SOURCE MATERIAL: Begin
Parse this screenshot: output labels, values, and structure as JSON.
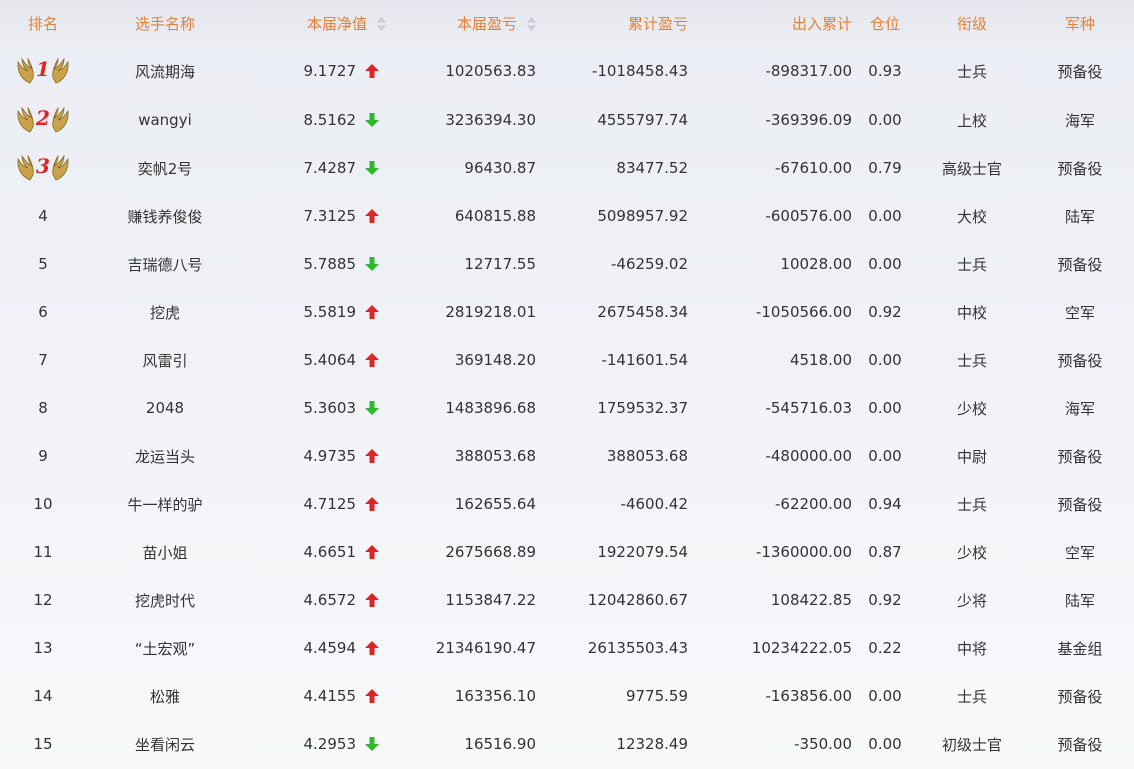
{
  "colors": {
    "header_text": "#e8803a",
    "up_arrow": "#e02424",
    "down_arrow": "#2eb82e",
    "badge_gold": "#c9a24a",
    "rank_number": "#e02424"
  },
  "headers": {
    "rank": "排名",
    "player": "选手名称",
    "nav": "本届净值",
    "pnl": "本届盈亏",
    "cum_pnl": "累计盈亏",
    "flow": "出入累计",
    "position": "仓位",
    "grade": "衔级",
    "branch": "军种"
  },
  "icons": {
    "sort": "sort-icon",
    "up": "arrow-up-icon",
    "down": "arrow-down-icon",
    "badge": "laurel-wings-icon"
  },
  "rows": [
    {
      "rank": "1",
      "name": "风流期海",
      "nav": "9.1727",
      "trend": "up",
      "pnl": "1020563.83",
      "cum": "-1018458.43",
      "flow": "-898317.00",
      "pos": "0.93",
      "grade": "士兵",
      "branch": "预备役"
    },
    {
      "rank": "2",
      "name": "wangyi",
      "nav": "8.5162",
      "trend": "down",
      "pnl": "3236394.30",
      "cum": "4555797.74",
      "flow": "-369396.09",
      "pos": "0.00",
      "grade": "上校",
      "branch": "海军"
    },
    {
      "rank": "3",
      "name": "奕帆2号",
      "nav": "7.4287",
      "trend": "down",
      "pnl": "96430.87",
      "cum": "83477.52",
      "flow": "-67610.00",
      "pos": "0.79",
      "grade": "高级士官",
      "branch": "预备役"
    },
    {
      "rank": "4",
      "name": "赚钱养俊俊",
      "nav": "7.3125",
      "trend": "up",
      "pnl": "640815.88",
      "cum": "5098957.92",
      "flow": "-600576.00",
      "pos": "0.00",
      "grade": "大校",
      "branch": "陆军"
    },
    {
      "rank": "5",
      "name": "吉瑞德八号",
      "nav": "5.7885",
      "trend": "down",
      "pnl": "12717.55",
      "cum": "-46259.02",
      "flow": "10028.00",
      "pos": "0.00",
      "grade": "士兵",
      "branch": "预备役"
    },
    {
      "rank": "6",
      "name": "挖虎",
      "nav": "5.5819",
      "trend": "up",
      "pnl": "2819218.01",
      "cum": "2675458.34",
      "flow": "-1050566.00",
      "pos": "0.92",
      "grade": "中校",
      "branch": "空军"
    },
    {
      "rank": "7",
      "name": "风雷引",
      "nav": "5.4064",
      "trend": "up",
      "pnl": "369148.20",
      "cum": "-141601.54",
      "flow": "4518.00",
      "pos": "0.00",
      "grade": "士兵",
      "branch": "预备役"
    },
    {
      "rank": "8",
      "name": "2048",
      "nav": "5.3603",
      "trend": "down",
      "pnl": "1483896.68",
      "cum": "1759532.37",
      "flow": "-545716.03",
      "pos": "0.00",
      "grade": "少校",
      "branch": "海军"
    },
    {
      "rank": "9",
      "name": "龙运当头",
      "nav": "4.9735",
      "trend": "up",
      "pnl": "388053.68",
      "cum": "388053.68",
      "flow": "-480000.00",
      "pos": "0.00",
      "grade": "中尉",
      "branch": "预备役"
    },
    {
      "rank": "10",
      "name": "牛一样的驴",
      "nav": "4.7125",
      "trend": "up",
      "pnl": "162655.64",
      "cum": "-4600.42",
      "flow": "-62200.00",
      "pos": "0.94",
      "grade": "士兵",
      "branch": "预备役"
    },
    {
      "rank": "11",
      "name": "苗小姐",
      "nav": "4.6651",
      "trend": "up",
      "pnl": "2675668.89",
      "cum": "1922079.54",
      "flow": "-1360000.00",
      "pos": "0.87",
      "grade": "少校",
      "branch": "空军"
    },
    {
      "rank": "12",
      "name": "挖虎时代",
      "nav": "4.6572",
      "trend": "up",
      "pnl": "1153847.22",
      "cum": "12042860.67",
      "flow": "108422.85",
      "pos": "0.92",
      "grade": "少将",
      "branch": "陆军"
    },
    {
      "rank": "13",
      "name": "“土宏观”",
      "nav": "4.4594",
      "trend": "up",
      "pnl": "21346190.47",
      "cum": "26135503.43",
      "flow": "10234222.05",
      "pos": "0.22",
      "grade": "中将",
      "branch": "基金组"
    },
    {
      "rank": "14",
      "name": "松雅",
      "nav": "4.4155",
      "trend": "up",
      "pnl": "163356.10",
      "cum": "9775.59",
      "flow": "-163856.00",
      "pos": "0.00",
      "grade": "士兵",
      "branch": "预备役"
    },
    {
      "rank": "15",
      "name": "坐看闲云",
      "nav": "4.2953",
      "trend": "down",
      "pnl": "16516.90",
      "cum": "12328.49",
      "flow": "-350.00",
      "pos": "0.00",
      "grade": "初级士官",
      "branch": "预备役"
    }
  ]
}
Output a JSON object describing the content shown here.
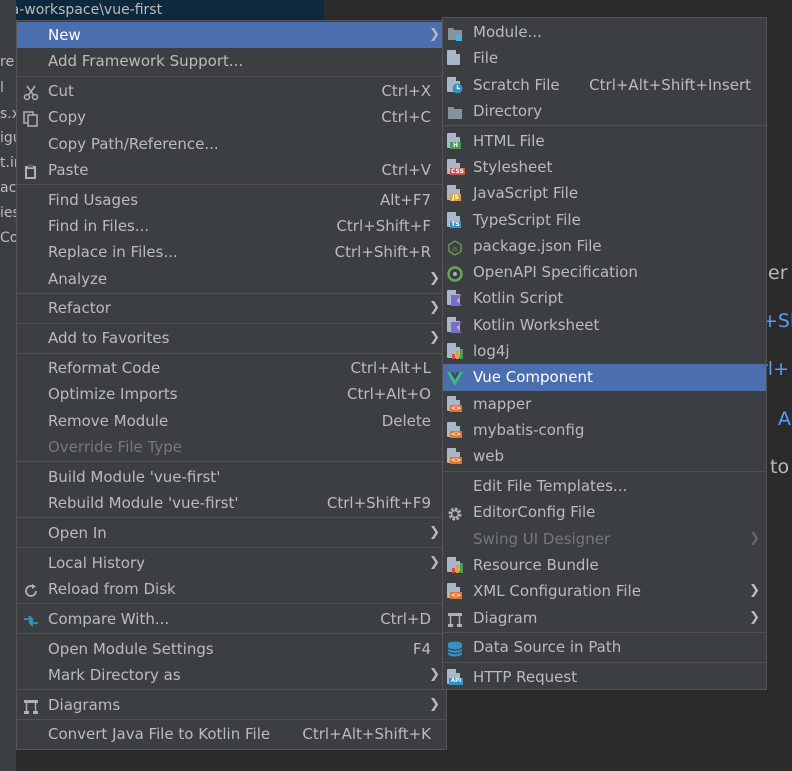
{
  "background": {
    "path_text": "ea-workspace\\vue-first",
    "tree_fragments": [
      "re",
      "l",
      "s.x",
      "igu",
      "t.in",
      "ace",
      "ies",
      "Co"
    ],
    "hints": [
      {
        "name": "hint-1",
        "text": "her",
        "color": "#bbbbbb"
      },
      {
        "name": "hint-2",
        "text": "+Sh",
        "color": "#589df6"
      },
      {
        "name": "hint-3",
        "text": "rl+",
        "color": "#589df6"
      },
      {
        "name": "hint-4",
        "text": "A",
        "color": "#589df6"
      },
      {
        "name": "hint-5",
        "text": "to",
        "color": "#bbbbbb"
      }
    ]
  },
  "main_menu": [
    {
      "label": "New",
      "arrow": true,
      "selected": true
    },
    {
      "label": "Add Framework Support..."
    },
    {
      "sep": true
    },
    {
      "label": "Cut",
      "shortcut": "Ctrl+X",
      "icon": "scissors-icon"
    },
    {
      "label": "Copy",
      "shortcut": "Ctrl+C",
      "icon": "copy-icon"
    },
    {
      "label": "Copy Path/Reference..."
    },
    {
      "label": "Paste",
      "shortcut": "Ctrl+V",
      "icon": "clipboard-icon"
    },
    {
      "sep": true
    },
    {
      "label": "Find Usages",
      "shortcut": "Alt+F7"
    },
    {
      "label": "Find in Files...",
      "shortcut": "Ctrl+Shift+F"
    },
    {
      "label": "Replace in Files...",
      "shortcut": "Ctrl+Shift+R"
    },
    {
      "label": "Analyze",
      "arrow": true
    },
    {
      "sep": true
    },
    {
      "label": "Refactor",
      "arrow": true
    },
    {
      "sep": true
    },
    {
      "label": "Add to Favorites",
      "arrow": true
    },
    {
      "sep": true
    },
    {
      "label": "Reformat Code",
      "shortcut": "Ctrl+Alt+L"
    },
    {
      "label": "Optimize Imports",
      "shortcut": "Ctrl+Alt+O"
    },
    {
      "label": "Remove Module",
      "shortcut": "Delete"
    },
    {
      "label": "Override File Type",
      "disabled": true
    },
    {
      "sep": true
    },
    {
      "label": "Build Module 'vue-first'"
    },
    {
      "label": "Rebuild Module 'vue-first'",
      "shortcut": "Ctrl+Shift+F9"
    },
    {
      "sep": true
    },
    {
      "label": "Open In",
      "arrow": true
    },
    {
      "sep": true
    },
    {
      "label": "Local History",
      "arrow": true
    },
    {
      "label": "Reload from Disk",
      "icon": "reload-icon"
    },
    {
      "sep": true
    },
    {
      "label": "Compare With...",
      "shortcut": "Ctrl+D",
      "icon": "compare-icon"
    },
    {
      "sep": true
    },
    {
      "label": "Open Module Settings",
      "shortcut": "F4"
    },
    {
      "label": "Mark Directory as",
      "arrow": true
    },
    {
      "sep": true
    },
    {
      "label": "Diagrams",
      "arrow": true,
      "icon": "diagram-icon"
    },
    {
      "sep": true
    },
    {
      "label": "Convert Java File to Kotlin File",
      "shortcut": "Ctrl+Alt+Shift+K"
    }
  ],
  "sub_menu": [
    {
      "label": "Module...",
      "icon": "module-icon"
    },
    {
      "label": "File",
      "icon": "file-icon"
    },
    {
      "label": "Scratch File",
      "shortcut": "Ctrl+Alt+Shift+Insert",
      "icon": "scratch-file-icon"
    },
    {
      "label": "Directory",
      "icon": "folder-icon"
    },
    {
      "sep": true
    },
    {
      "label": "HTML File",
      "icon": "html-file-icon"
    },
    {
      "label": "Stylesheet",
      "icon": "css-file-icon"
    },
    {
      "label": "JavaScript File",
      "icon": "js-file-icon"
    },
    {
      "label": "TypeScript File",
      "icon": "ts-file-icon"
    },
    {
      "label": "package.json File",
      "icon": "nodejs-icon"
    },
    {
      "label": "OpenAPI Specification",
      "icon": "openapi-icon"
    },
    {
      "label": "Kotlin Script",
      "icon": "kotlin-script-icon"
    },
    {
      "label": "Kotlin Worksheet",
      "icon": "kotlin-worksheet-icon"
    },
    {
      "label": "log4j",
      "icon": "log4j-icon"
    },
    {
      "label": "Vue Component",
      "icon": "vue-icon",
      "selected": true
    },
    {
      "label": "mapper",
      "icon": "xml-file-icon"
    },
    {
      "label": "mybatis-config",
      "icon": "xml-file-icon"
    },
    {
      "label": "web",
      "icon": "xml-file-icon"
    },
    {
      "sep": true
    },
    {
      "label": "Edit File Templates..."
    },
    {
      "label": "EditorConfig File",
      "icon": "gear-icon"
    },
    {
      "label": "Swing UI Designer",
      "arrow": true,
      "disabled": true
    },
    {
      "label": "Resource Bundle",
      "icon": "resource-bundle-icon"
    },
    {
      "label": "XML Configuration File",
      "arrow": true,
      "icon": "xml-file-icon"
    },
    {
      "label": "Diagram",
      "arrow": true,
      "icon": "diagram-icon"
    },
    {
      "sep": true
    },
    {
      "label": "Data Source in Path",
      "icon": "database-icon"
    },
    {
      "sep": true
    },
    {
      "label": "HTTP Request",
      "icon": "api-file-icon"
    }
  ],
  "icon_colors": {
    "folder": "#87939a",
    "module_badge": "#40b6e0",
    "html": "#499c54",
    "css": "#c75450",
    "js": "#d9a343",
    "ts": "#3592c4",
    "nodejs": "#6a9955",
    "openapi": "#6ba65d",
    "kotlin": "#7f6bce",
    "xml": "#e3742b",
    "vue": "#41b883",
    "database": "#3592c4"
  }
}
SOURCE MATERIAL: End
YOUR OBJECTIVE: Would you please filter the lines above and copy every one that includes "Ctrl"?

RESULT OF THIS EXERCISE:
      "shortcut": "Ctrl+X",
      "shortcut": "Ctrl+C",
      "shortcut": "Ctrl+V",
      "shortcut": "Ctrl+Shift+F"
      "shortcut": "Ctrl+Shift+R"
      "shortcut": "Ctrl+Alt+L"
      "shortcut": "Ctrl+Alt+O"
      "shortcut": "Ctrl+Shift+F9"
      "shortcut": "Ctrl+D",
      "shortcut": "Ctrl+Alt+Shift+K"
      "shortcut": "Ctrl+Alt+Shift+Insert",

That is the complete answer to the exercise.